**What you should do:** Take the entries below and retype them word for word, excluding the images.
#### Working data ####
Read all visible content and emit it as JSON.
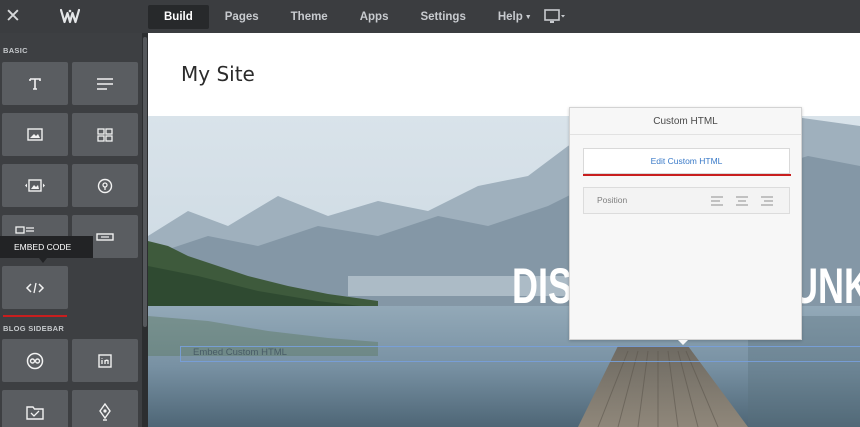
{
  "topbar": {
    "nav": [
      {
        "label": "Build",
        "active": true
      },
      {
        "label": "Pages",
        "active": false
      },
      {
        "label": "Theme",
        "active": false
      },
      {
        "label": "Apps",
        "active": false
      },
      {
        "label": "Settings",
        "active": false
      },
      {
        "label": "Help",
        "active": false
      }
    ]
  },
  "sidebar": {
    "basic_label": "BASIC",
    "blog_sidebar_label": "BLOG SIDEBAR",
    "tooltip": "EMBED CODE",
    "basic_tiles": [
      {
        "icon": "title-icon"
      },
      {
        "icon": "text-icon"
      },
      {
        "icon": "image-icon"
      },
      {
        "icon": "gallery-icon"
      },
      {
        "icon": "slideshow-icon"
      },
      {
        "icon": "map-icon"
      },
      {
        "icon": "contact-form-icon"
      },
      {
        "icon": "button-icon"
      },
      {
        "icon": "embed-code-icon"
      }
    ],
    "blog_tiles": [
      {
        "icon": "social-icon"
      },
      {
        "icon": "linkedin-icon"
      },
      {
        "icon": "archives-icon"
      },
      {
        "icon": "feed-icon"
      }
    ]
  },
  "canvas": {
    "site_title": "My Site",
    "headline": "DISCOVER THE UNKNOWN SIDE",
    "button_text": "Embed Custom HTML"
  },
  "panel": {
    "title": "Custom HTML",
    "edit_button": "Edit Custom HTML",
    "position_label": "Position"
  },
  "colors": {
    "topbar_bg": "#3b3d40",
    "sidebar_bg": "#3d3f42",
    "tile_bg": "#5a5d61",
    "accent_red": "#c81e1e",
    "link_blue": "#3a7ac8"
  }
}
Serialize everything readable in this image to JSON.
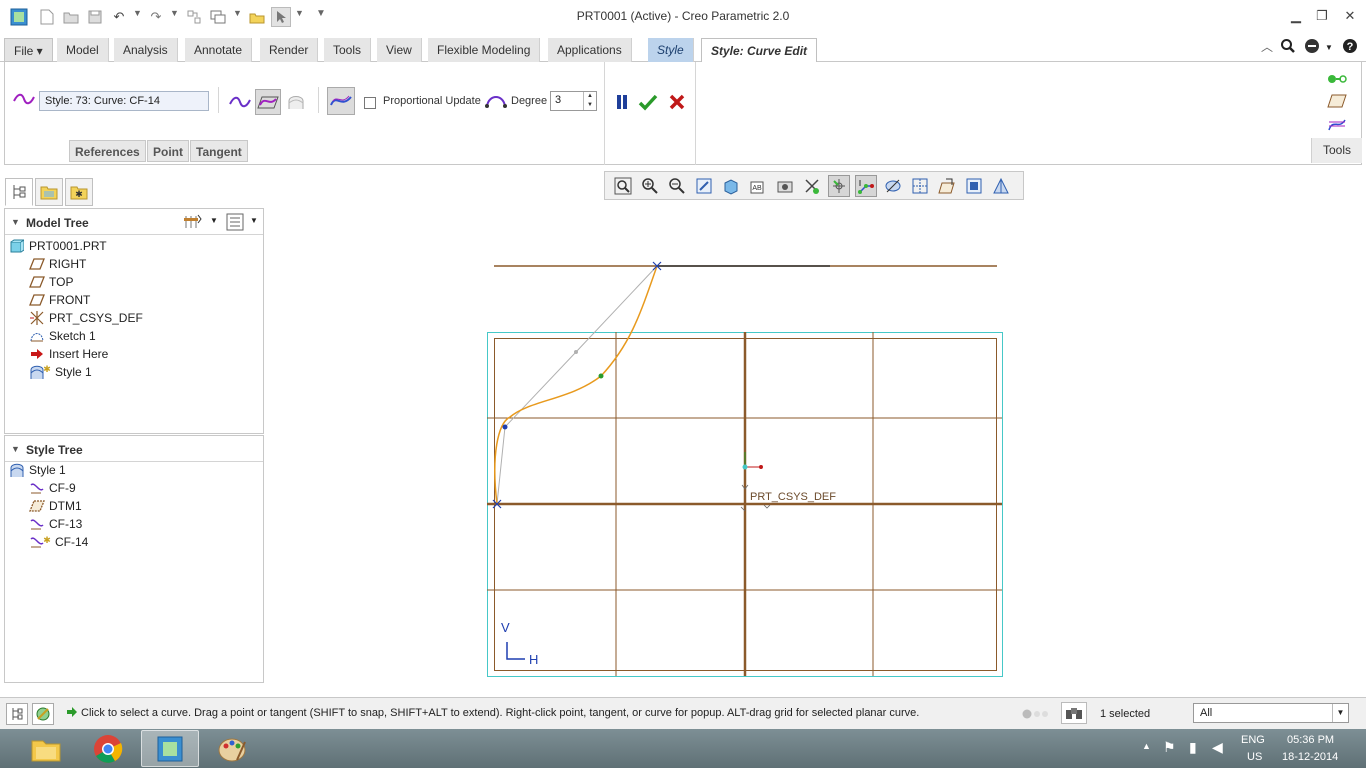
{
  "window": {
    "title": "PRT0001 (Active) - Creo Parametric 2.0"
  },
  "quick_access": {
    "icons": [
      "new-icon",
      "open-icon",
      "save-icon",
      "undo-icon",
      "redo-icon",
      "regenerate-icon",
      "windows-icon",
      "close-icon",
      "select-icon"
    ]
  },
  "tabs": [
    {
      "label": "File"
    },
    {
      "label": "Model"
    },
    {
      "label": "Analysis"
    },
    {
      "label": "Annotate"
    },
    {
      "label": "Render"
    },
    {
      "label": "Tools"
    },
    {
      "label": "View"
    },
    {
      "label": "Flexible Modeling"
    },
    {
      "label": "Applications"
    },
    {
      "label": "Style"
    },
    {
      "label": "Style: Curve Edit"
    }
  ],
  "ribbon": {
    "style_label": "Style: 73: Curve:   CF-14",
    "proportional_update_label": "Proportional Update",
    "proportional_update_checked": false,
    "degree_label": "Degree",
    "degree_value": "3",
    "subtabs": [
      "References",
      "Point",
      "Tangent"
    ],
    "tools_label": "Tools"
  },
  "model_tree": {
    "title": "Model Tree",
    "items": [
      {
        "label": "PRT0001.PRT",
        "icon": "part-icon"
      },
      {
        "label": "RIGHT",
        "icon": "datum-plane-icon"
      },
      {
        "label": "TOP",
        "icon": "datum-plane-icon"
      },
      {
        "label": "FRONT",
        "icon": "datum-plane-icon"
      },
      {
        "label": "PRT_CSYS_DEF",
        "icon": "csys-icon"
      },
      {
        "label": "Sketch 1",
        "icon": "sketch-icon"
      },
      {
        "label": "Insert Here",
        "icon": "insert-arrow-icon"
      },
      {
        "label": "Style 1",
        "icon": "style-feature-icon"
      }
    ]
  },
  "style_tree": {
    "title": "Style Tree",
    "items": [
      {
        "label": "Style 1",
        "icon": "style-feature-icon"
      },
      {
        "label": "CF-9",
        "icon": "style-curve-icon"
      },
      {
        "label": "DTM1",
        "icon": "datum-plane-icon"
      },
      {
        "label": "CF-13",
        "icon": "style-curve-icon"
      },
      {
        "label": "CF-14",
        "icon": "style-curve-active-icon"
      }
    ]
  },
  "viewport": {
    "csys_label": "PRT_CSYS_DEF",
    "axis_v": "V",
    "axis_h": "H",
    "colors": {
      "grid": "#8b5a2b",
      "boundary": "#46c8c8",
      "curve": "#e89a1e",
      "control_polygon": "#b0b0b0"
    }
  },
  "status": {
    "message": "Click to select a curve.  Drag a point or tangent (SHIFT to snap, SHIFT+ALT to extend). Right-click point, tangent, or curve for popup. ALT-drag grid for selected planar curve.",
    "selected": "1 selected",
    "filter": "All"
  },
  "taskbar": {
    "apps": [
      "file-explorer-icon",
      "chrome-icon",
      "creo-icon",
      "paint-icon"
    ],
    "lang_top": "ENG",
    "lang_bottom": "US",
    "time": "05:36 PM",
    "date": "18-12-2014"
  }
}
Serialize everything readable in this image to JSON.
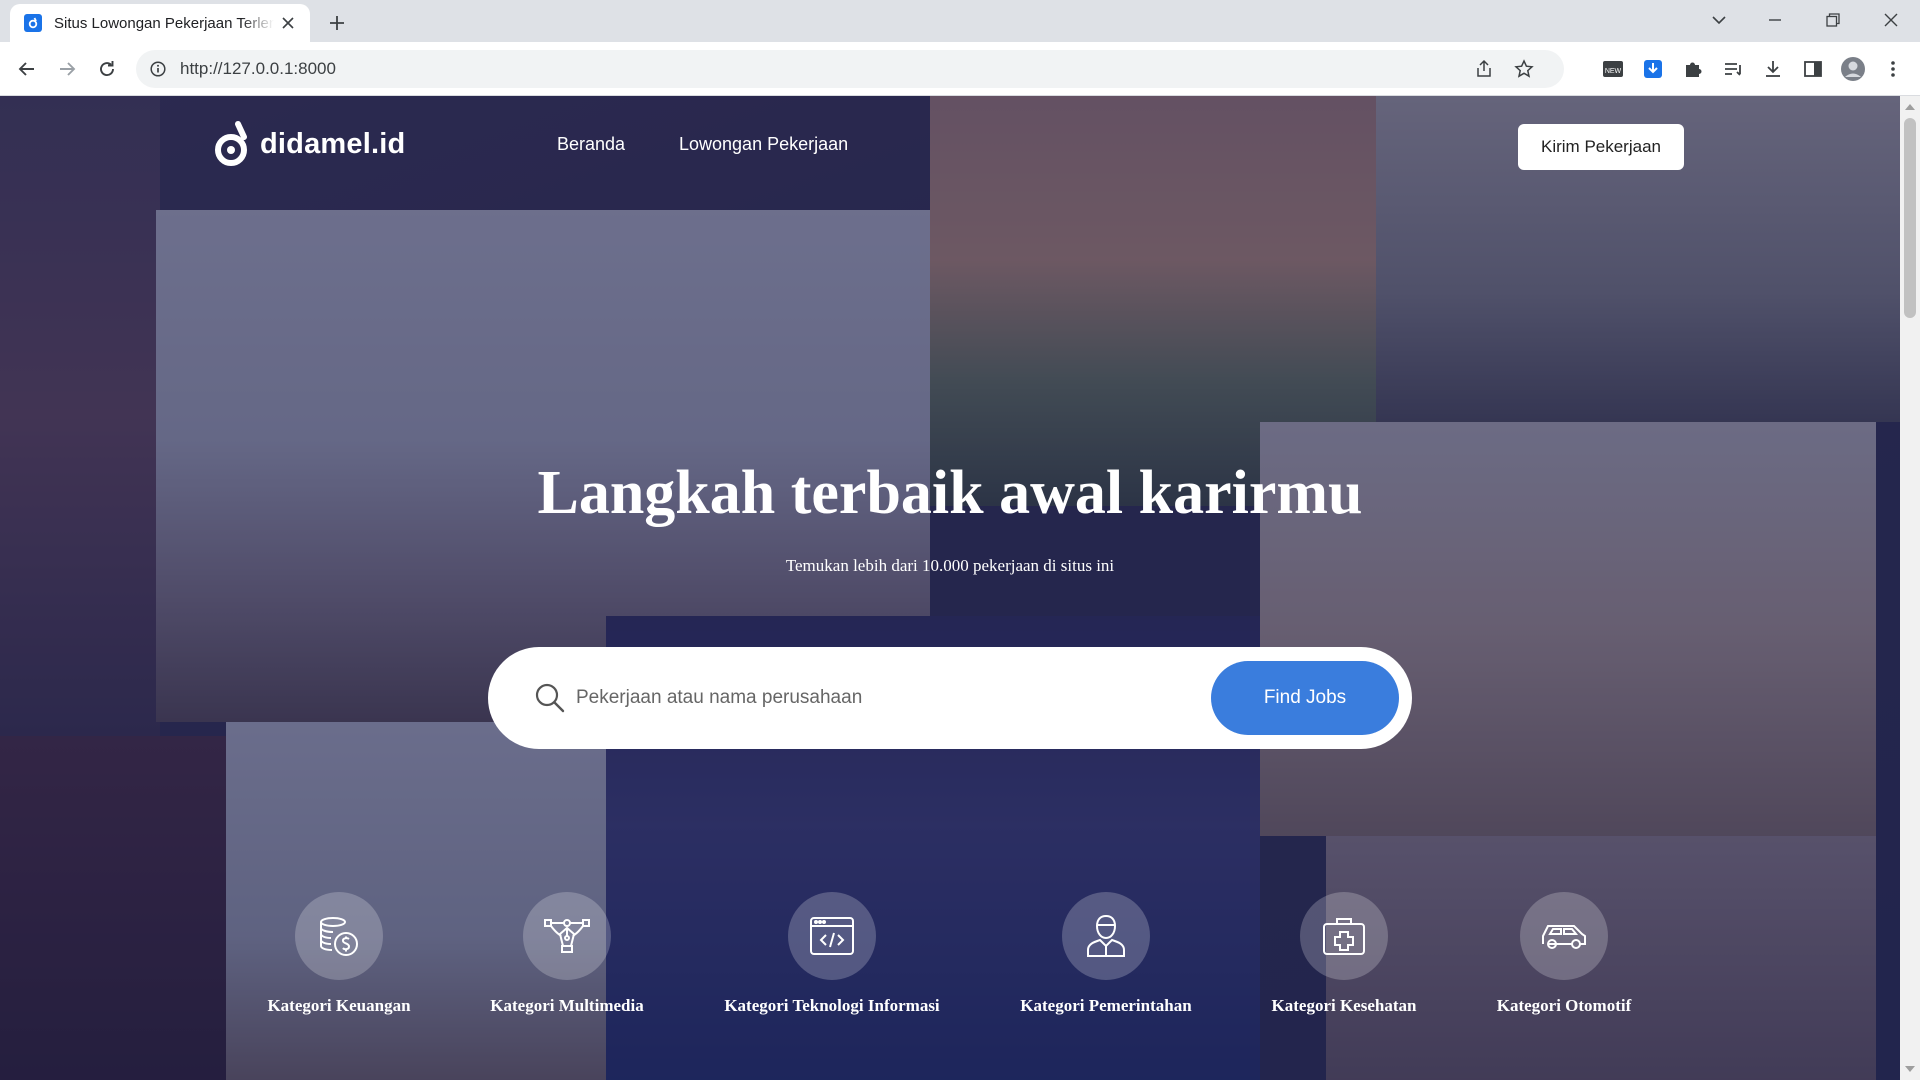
{
  "browser": {
    "tab_title": "Situs Lowongan Pekerjaan Terlengkap",
    "url": "http://127.0.0.1:8000"
  },
  "navbar": {
    "logo_text": "didamel.id",
    "links": [
      "Beranda",
      "Lowongan Pekerjaan"
    ],
    "post_button": "Kirim Pekerjaan"
  },
  "hero": {
    "title": "Langkah terbaik awal karirmu",
    "subtitle": "Temukan lebih dari 10.000 pekerjaan di situs ini"
  },
  "search": {
    "placeholder": "Pekerjaan atau nama perusahaan",
    "button": "Find Jobs"
  },
  "categories": [
    {
      "label": "Kategori Keuangan",
      "icon": "coins-dollar-icon"
    },
    {
      "label": "Kategori Multimedia",
      "icon": "pen-tool-icon"
    },
    {
      "label": "Kategori Teknologi Informasi",
      "icon": "code-window-icon"
    },
    {
      "label": "Kategori Pemerintahan",
      "icon": "officer-icon"
    },
    {
      "label": "Kategori Kesehatan",
      "icon": "medical-kit-icon"
    },
    {
      "label": "Kategori Otomotif",
      "icon": "car-icon"
    }
  ],
  "colors": {
    "accent": "#3a7ddd",
    "overlay": "#202250"
  }
}
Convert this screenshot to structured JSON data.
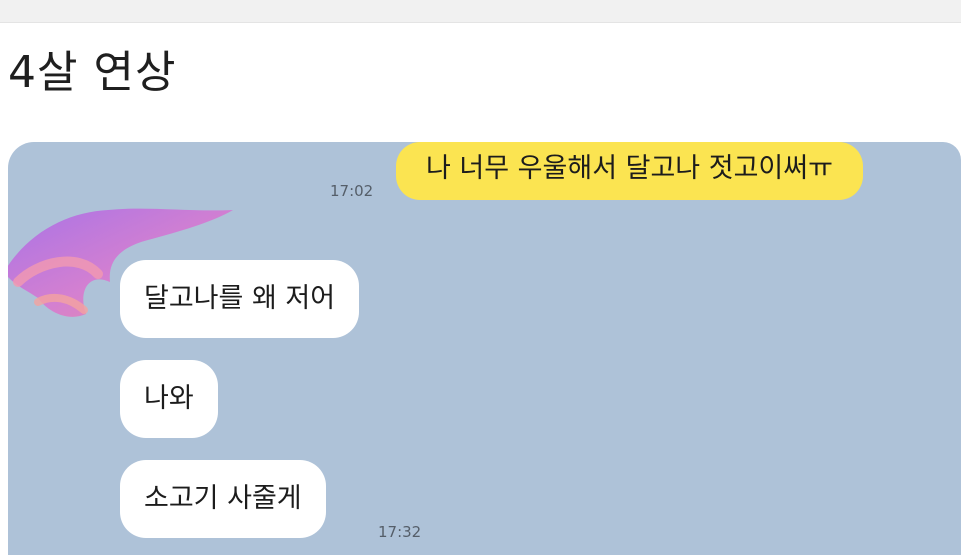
{
  "post": {
    "caption": "4살 연상"
  },
  "chat": {
    "messages": [
      {
        "side": "sent",
        "text": "나 너무 우울해서 달고나 젓고이써ㅠ",
        "time": "17:02"
      },
      {
        "side": "received",
        "text": "달고나를 왜 저어"
      },
      {
        "side": "received",
        "text": "나와"
      },
      {
        "side": "received",
        "text": "소고기 사줄게",
        "time": "17:32"
      }
    ]
  },
  "colors": {
    "chat_background": "#aec2d8",
    "sent_bubble": "#fbe451",
    "received_bubble": "#ffffff",
    "avatar_scribble": "#c77ad9"
  },
  "icons": {
    "avatar": "hidden-avatar-scribble"
  }
}
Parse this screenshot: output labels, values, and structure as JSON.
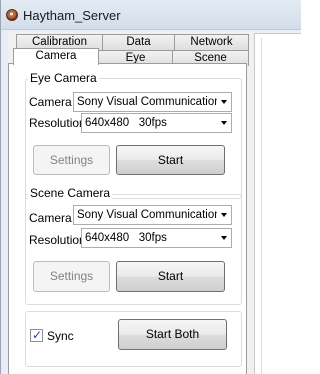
{
  "window": {
    "title": "Haytham_Server",
    "icon": "haytham-app-icon"
  },
  "tabs": {
    "top_row": [
      "Calibration",
      "Data",
      "Network"
    ],
    "bottom_row": [
      "Camera",
      "Eye",
      "Scene"
    ],
    "active": "Camera"
  },
  "eye_camera": {
    "group_title": "Eye Camera",
    "camera_label": "Camera",
    "camera_value": "Sony Visual Communication Car",
    "resolution_label": "Resolution",
    "resolution_value": "640x480   30fps",
    "settings_label": "Settings",
    "start_label": "Start"
  },
  "scene_camera": {
    "group_title": "Scene Camera",
    "camera_label": "Camera",
    "camera_value": "Sony Visual Communication Car",
    "resolution_label": "Resolution",
    "resolution_value": "640x480   30fps",
    "settings_label": "Settings",
    "start_label": "Start"
  },
  "sync": {
    "label": "Sync",
    "checked": true,
    "start_both_label": "Start Both"
  }
}
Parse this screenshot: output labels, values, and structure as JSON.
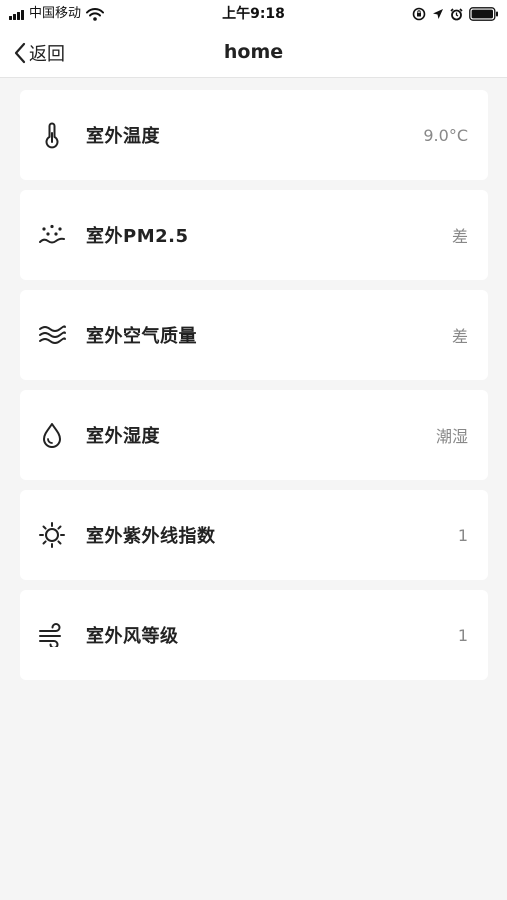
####
**Written solution:**
Read all visible content and emit it as JSON.
{
  "topbar": {
    "nav": [
      {
        "label": "Build",
        "active": true
      },
      {
        "label": "Pages",
        "active": false
      },
      {
        "label": "Theme",
        "active": false
      },
      {
        "label": "Apps",
        "active": false
      },
      {
        "label": "Settings",
        "active": false
      },
      {
        "label": "Help",
        "active": false
      }
    ]
  },
  "sidebar": {
    "basic_label": "BASIC",
    "blog_sidebar_label": "BLOG SIDEBAR",
    "tooltip": "EMBED CODE",
    "basic_tiles": [
      {
        "icon": "title-icon"
      },
      {
        "icon": "text-icon"
      },
      {
        "icon": "image-icon"
      },
      {
        "icon": "gallery-icon"
      },
      {
        "icon": "slideshow-icon"
      },
      {
        "icon": "map-icon"
      },
      {
        "icon": "contact-form-icon"
      },
      {
        "icon": "button-icon"
      },
      {
        "icon": "embed-code-icon"
      }
    ],
    "blog_tiles": [
      {
        "icon": "social-icon"
      },
      {
        "icon": "linkedin-icon"
      },
      {
        "icon": "archives-icon"
      },
      {
        "icon": "feed-icon"
      }
    ]
  },
  "canvas": {
    "site_title": "My Site",
    "headline": "DISCOVER THE UNKNOWN SIDE",
    "button_text": "Embed Custom HTML"
  },
  "panel": {
    "title": "Custom HTML",
    "edit_button": "Edit Custom HTML",
    "position_label": "Position"
  },
  "colors": {
    "topbar_bg": "#3b3d40",
    "sidebar_bg": "#3d3f42",
    "tile_bg": "#5a5d61",
    "accent_red": "#c81e1e",
    "link_blue": "#3a7ac8"
  }
}
Serialize everything readable in this image to JSON.
{
  "window": {
    "title": "PRT0001 (Active) - Creo Parametric 2.0"
  },
  "quick_access": {
    "icons": [
      "new-icon",
      "open-icon",
      "save-icon",
      "undo-icon",
      "redo-icon",
      "regenerate-icon",
      "windows-icon",
      "close-icon",
      "select-icon"
    ]
  },
  "tabs": [
    {
      "label": "File"
    },
    {
      "label": "Model"
    },
    {
      "label": "Analysis"
    },
    {
      "label": "Annotate"
    },
    {
      "label": "Render"
    },
    {
      "label": "Tools"
    },
    {
      "label": "View"
    },
    {
      "label": "Flexible Modeling"
    },
    {
      "label": "Applications"
    },
    {
      "label": "Style"
    },
    {
      "label": "Style: Curve Edit"
    }
  ],
  "ribbon": {
    "style_label": "Style: 73: Curve:   CF-14",
    "proportional_update_label": "Proportional Update",
    "proportional_update_checked": false,
    "degree_label": "Degree",
    "degree_value": "3",
    "subtabs": [
      "References",
      "Point",
      "Tangent"
    ],
    "tools_label": "Tools"
  },
  "model_tree": {
    "title": "Model Tree",
    "items": [
      {
        "label": "PRT0001.PRT",
        "icon": "part-icon"
      },
      {
        "label": "RIGHT",
        "icon": "datum-plane-icon"
      },
      {
        "label": "TOP",
        "icon": "datum-plane-icon"
      },
      {
        "label": "FRONT",
        "icon": "datum-plane-icon"
      },
      {
        "label": "PRT_CSYS_DEF",
        "icon": "csys-icon"
      },
      {
        "label": "Sketch 1",
        "icon": "sketch-icon"
      },
      {
        "label": "Insert Here",
        "icon": "insert-arrow-icon"
      },
      {
        "label": "Style 1",
        "icon": "style-feature-icon"
      }
    ]
  },
  "style_tree": {
    "title": "Style Tree",
    "items": [
      {
        "label": "Style 1",
        "icon": "style-feature-icon"
      },
      {
        "label": "CF-9",
        "icon": "style-curve-icon"
      },
      {
        "label": "DTM1",
        "icon": "datum-plane-icon"
      },
      {
        "label": "CF-13",
        "icon": "style-curve-icon"
      },
      {
        "label": "CF-14",
        "icon": "style-curve-active-icon"
      }
    ]
  },
  "viewport": {
    "csys_label": "PRT_CSYS_DEF",
    "axis_v": "V",
    "axis_h": "H",
    "colors": {
      "grid": "#8b5a2b",
      "boundary": "#46c8c8",
      "curve": "#e89a1e",
      "control_polygon": "#b0b0b0"
    }
  },
  "status": {
    "message": "Click to select a curve.  Drag a point or tangent (SHIFT to snap, SHIFT+ALT to extend). Right-click point, tangent, or curve for popup. ALT-drag grid for selected planar curve.",
    "selected": "1 selected",
    "filter": "All"
  },
  "taskbar": {
    "apps": [
      "file-explorer-icon",
      "chrome-icon",
      "creo-icon",
      "paint-icon"
    ],
    "lang_top": "ENG",
    "lang_bottom": "US",
    "time": "05:36 PM",
    "date": "18-12-2014"
  }
}
Serialize everything readable in this image to JSON.
{
  "browser": {
    "tab_title": "Situs Lowongan Pekerjaan Terlengkap",
    "url": "http://127.0.0.1:8000"
  },
  "navbar": {
    "logo_text": "didamel.id",
    "links": [
      "Beranda",
      "Lowongan Pekerjaan"
    ],
    "post_button": "Kirim Pekerjaan"
  },
  "hero": {
    "title": "Langkah terbaik awal karirmu",
    "subtitle": "Temukan lebih dari 10.000 pekerjaan di situs ini"
  },
  "search": {
    "placeholder": "Pekerjaan atau nama perusahaan",
    "button": "Find Jobs"
  },
  "categories": [
    {
      "label": "Kategori Keuangan",
      "icon": "coins-dollar-icon"
    },
    {
      "label": "Kategori Multimedia",
      "icon": "pen-tool-icon"
    },
    {
      "label": "Kategori Teknologi Informasi",
      "icon": "code-window-icon"
    },
    {
      "label": "Kategori Pemerintahan",
      "icon": "officer-icon"
    },
    {
      "label": "Kategori Kesehatan",
      "icon": "medical-kit-icon"
    },
    {
      "label": "Kategori Otomotif",
      "icon": "car-icon"
    }
  ],
  "colors": {
    "accent": "#3a7ddd",
    "overlay": "#202250"
  }
}
Convert this screenshot to structured JSON data.
{
  "post": {
    "caption": "4살 연상"
  },
  "chat": {
    "messages": [
      {
        "side": "sent",
        "text": "나 너무 우울해서 달고나 젓고이써ㅠ",
        "time": "17:02"
      },
      {
        "side": "received",
        "text": "달고나를 왜 저어"
      },
      {
        "side": "received",
        "text": "나와"
      },
      {
        "side": "received",
        "text": "소고기 사줄게",
        "time": "17:32"
      }
    ]
  },
  "colors": {
    "chat_background": "#aec2d8",
    "sent_bubble": "#fbe451",
    "received_bubble": "#ffffff",
    "avatar_scribble": "#c77ad9"
  },
  "icons": {
    "avatar": "hidden-avatar-scribble"
  }
}
Parse this screenshot: output labels, values, and structure as JSON.
{
  "window": {
    "title": "Haytham_Server",
    "icon": "haytham-app-icon"
  },
  "tabs": {
    "top_row": [
      "Calibration",
      "Data",
      "Network"
    ],
    "bottom_row": [
      "Camera",
      "Eye",
      "Scene"
    ],
    "active": "Camera"
  },
  "eye_camera": {
    "group_title": "Eye Camera",
    "camera_label": "Camera",
    "camera_value": "Sony Visual Communication Car",
    "resolution_label": "Resolution",
    "resolution_value": "640x480   30fps",
    "settings_label": "Settings",
    "start_label": "Start"
  },
  "scene_camera": {
    "group_title": "Scene Camera",
    "camera_label": "Camera",
    "camera_value": "Sony Visual Communication Car",
    "resolution_label": "Resolution",
    "resolution_value": "640x480   30fps",
    "settings_label": "Settings",
    "start_label": "Start"
  },
  "sync": {
    "label": "Sync",
    "checked": true,
    "start_both_label": "Start Both"
  }
}
Parse this screenshot: output labels, values, and structure as JSON.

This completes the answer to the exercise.